Starting a family of their own had always been in the cards for the Reichenbach’s, who had originally looked for a school that would allow them to have a family while still coaching at a high level.
“We’re really happy that Maine decided to be the one to let us do it,” Richard Reichenbach said on starting a family and coaching. “It was going to happen and we talked about if it couldn’t we would go somewhere else. Were very grateful our bosses did that for us, hopefully we make them proud.”
Spending 70-80 hours a week on the job might seem like it would be a barrier to any relationship, but the two have embraced their situation and made the best out of it.
While being together all the time might seem like it would be stressful, the Reichenbach’s barely have any time to spend together as husband and wife, rather than coach and assistant coach.
“It went from a long distance relationship where you would see each other once every two weeks, to seeing each other every day,” Richard Reichenbach said. “There are some days where we don’t even have 5 minutes to spend together.”
This means the occasional movie on Tuesday afternoons when they have an early morning practice, but other than that, their family time is reserved for the few hours when their 14 month old is awake.
“We’re together every minute of the day but literally only married for just two hours. Maybe for the two hours Mia is up, but after that it’s back to work mode,” Sara Reichenbach said.
During the day, the couple’s focus is on the players, whether that means looking at film, having meetings or getting extra ice time. The night time is reserved for the coaches’ other work, like answering emails and talking to recruits.
It also improved communication between the coaches, due to the fact that they live together. If they ever have questions or ideas, they are right there to bounce them off each other.
“We can talk about things that we need to talk about,” Sara Reichenbach said. “I feel like If I was a mom and my husband wasn’t the head coach, it would be even harder. We’re always together, so we can always talk about anything.”
Aside from all of their work for the team, they still have to accommodate Mia Reichenbach, which proved to be a relatively easy task.
“Well in her first year of life she saw more hockey than almost anyone else because all last year she either had babysitters or she was sleeping in the office,” Richard Reichenbach said.
She would also be taken around the rink by players who were injured or not in the lineup.

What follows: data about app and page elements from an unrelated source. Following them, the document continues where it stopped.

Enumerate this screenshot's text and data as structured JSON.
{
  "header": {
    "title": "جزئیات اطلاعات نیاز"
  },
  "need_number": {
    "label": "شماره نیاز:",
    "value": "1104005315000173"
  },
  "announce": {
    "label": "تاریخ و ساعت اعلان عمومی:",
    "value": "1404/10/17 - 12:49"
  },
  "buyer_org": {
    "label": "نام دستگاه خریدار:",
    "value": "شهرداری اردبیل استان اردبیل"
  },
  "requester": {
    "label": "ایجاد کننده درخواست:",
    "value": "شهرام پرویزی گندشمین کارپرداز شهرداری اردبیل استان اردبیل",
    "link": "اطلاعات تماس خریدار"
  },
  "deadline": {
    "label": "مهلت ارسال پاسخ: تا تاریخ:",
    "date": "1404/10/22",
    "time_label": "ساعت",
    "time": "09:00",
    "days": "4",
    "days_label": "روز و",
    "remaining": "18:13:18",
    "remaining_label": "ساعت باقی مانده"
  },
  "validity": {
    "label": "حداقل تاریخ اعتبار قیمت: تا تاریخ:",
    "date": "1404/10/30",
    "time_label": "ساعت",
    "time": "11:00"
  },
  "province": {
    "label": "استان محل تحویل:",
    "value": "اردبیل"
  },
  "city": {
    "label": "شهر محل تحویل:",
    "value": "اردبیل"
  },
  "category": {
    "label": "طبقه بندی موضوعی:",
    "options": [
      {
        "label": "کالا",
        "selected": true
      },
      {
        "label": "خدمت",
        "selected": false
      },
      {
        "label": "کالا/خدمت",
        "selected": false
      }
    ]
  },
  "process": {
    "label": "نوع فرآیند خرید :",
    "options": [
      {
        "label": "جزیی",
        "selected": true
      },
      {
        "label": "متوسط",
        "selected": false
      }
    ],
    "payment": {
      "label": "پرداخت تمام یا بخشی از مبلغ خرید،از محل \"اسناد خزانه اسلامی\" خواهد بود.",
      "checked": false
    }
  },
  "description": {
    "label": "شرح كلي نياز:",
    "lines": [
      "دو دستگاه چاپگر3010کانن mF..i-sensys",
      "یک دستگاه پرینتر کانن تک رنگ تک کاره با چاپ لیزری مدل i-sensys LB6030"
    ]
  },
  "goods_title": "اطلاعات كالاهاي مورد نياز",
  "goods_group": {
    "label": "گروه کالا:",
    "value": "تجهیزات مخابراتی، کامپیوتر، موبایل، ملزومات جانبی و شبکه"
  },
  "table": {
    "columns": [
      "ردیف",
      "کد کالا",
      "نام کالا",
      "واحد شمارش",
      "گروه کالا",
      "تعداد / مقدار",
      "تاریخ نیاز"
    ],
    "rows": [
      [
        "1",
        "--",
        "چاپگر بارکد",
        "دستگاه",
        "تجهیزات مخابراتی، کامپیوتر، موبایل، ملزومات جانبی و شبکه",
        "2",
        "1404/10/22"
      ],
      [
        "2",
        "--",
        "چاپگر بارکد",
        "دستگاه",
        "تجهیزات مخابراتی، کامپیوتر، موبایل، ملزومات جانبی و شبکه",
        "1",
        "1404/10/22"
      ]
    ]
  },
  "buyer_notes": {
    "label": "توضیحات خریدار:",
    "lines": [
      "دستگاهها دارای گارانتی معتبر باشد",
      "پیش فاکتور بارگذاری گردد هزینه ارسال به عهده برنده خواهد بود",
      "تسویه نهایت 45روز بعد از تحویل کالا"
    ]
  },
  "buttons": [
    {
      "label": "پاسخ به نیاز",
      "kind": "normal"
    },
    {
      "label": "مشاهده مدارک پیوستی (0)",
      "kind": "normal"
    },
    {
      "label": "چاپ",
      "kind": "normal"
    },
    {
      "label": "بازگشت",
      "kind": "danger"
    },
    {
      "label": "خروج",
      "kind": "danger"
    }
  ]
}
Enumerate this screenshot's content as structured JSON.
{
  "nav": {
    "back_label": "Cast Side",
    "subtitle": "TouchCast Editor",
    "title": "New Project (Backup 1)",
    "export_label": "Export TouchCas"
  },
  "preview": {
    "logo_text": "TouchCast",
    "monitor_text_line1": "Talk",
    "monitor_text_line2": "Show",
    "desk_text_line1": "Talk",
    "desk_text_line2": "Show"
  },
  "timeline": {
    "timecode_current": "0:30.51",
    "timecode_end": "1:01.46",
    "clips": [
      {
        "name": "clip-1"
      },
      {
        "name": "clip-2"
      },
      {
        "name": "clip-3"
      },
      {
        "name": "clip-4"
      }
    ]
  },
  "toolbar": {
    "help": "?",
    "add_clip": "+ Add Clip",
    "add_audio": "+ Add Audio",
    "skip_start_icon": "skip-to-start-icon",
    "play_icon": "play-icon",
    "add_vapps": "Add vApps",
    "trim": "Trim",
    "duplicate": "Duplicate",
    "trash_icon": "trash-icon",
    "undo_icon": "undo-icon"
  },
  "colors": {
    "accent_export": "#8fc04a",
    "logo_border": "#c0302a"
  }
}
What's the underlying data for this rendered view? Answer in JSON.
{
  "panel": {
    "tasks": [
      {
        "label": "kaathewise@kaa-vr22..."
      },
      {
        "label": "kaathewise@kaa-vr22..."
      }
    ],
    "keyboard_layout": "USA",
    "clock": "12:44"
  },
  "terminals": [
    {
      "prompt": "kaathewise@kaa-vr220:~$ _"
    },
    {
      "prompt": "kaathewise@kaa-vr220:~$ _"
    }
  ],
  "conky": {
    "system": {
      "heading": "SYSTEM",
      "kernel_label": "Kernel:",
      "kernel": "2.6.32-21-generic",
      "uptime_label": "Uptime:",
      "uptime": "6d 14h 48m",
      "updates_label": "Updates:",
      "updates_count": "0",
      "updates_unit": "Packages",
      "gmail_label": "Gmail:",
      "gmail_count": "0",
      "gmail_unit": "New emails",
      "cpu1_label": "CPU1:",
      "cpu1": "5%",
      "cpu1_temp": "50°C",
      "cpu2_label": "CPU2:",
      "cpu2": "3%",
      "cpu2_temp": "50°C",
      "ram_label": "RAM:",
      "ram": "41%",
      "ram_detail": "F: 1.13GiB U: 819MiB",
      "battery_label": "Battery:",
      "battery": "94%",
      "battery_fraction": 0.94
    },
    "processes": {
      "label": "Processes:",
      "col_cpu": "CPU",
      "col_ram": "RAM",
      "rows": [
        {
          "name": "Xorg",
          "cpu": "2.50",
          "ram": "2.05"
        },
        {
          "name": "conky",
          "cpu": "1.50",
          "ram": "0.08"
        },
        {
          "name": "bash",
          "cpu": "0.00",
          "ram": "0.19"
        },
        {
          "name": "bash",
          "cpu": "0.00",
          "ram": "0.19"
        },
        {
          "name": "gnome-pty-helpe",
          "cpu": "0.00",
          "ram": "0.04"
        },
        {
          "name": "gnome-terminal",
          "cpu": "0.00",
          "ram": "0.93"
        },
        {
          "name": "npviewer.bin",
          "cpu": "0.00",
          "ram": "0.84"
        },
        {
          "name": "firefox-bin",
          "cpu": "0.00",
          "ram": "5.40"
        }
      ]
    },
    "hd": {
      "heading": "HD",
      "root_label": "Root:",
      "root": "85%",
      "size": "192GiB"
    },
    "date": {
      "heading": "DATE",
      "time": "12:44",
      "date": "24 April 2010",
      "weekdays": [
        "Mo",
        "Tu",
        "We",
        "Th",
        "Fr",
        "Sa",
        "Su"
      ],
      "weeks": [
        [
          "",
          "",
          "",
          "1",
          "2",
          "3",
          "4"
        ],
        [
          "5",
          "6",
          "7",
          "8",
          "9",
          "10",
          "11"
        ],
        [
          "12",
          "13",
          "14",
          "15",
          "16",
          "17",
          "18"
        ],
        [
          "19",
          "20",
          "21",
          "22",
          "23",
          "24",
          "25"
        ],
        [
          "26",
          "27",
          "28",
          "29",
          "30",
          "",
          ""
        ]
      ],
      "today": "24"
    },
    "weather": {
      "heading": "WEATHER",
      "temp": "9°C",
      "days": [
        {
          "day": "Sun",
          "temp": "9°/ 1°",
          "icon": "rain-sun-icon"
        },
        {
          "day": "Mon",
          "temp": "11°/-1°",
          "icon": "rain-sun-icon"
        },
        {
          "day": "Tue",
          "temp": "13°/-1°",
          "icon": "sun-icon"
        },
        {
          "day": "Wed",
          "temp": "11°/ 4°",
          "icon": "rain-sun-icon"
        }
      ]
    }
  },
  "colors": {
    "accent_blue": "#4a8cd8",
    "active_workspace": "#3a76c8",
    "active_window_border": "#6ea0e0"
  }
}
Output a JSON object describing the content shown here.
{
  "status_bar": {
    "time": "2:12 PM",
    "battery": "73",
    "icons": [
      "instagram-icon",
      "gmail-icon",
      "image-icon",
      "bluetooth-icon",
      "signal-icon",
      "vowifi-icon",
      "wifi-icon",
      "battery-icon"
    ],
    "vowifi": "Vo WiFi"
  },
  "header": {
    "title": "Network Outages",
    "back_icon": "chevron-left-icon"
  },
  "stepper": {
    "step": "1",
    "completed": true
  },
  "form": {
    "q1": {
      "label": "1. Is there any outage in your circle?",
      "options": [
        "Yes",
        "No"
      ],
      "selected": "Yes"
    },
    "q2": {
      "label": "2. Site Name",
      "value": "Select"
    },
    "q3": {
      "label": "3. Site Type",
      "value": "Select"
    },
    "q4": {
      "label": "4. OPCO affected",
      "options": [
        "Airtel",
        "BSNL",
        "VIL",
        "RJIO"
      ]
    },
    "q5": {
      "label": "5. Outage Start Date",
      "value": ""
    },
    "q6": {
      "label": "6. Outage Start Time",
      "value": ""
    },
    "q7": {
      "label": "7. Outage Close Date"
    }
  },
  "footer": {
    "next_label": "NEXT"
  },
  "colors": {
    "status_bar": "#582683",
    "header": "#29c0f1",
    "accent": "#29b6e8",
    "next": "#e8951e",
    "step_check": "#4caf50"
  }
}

This would allow Sara Reichenbach and Richard Reichenbach to have some time to take care of their day-to-day tasks.
It has also made them more relaxed with the baby, as she can disappear for a few hours when different players take their turn carrying her. Even friends of the players have been seen holding her during the team’s home games.
When the team is on the road, Mia Reichenbach comes with them and is just as much a part of the team as any other player.
“She was around the girls so much and they were pretty amazing. She’s so comfortable around people,” Richard Reichenbach said. “Were so lucky that she has 27 role models and big sisters this year.”
“I love coaching so much and luckily she’s been a big part of that,” Sara Reichenbach added. “I think this job has given her so many amazing experiences and memories and I feel like she’s a huge part of it which makes me feel pretty good…I feel like it’s not just my job and then there’s Mia, they’re intertwined.”
The Reichenbach’s look to remain intertwined in the Maine hockey program for as long as they can, looking to continue building their family on and off the ice.
Nothing has detracted from their relationship either, and no losing streak or major injury can shake their attitudes or feeling towards each other as teammates for life.
“I think Ricky is a very kind person,” Sara Reichenbach said. “He does these little things every day that he knows make me happy like emptying the dishwasher…But he does it because he knows it makes me happy.”
“That’s just part of being a good teammate,” Richard Reichenbach replied with a smile.
“I’d say Ricky is a pretty good teammate.”